Input for this task section start

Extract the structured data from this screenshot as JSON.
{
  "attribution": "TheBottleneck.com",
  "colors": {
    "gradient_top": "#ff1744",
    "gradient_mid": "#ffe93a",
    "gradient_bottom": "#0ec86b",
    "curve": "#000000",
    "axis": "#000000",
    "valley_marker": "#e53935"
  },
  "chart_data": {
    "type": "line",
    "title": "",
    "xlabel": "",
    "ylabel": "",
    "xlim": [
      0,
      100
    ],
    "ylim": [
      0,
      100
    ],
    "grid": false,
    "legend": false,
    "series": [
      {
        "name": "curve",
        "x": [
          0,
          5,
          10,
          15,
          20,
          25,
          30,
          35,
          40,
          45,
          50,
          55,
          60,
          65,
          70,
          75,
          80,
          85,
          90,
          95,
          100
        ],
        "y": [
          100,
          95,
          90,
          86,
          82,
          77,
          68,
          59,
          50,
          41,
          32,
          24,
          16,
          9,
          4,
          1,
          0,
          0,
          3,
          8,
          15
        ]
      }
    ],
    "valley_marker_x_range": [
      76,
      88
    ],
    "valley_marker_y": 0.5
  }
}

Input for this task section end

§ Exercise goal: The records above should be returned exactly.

§ Solution:
Extract the structured data from this screenshot as JSON.
{
  "attribution": "TheBottleneck.com",
  "colors": {
    "gradient_top": "#ff1744",
    "gradient_mid": "#ffe93a",
    "gradient_bottom": "#0ec86b",
    "curve": "#000000",
    "axis": "#000000",
    "valley_marker": "#e53935"
  },
  "chart_data": {
    "type": "line",
    "title": "",
    "xlabel": "",
    "ylabel": "",
    "xlim": [
      0,
      100
    ],
    "ylim": [
      0,
      100
    ],
    "grid": false,
    "legend": false,
    "series": [
      {
        "name": "curve",
        "x": [
          0,
          5,
          10,
          15,
          20,
          25,
          30,
          35,
          40,
          45,
          50,
          55,
          60,
          65,
          70,
          75,
          80,
          85,
          90,
          95,
          100
        ],
        "y": [
          100,
          95,
          90,
          86,
          82,
          77,
          68,
          59,
          50,
          41,
          32,
          24,
          16,
          9,
          4,
          1,
          0,
          0,
          3,
          8,
          15
        ]
      }
    ],
    "valley_marker_x_range": [
      76,
      88
    ],
    "valley_marker_y": 0.5
  }
}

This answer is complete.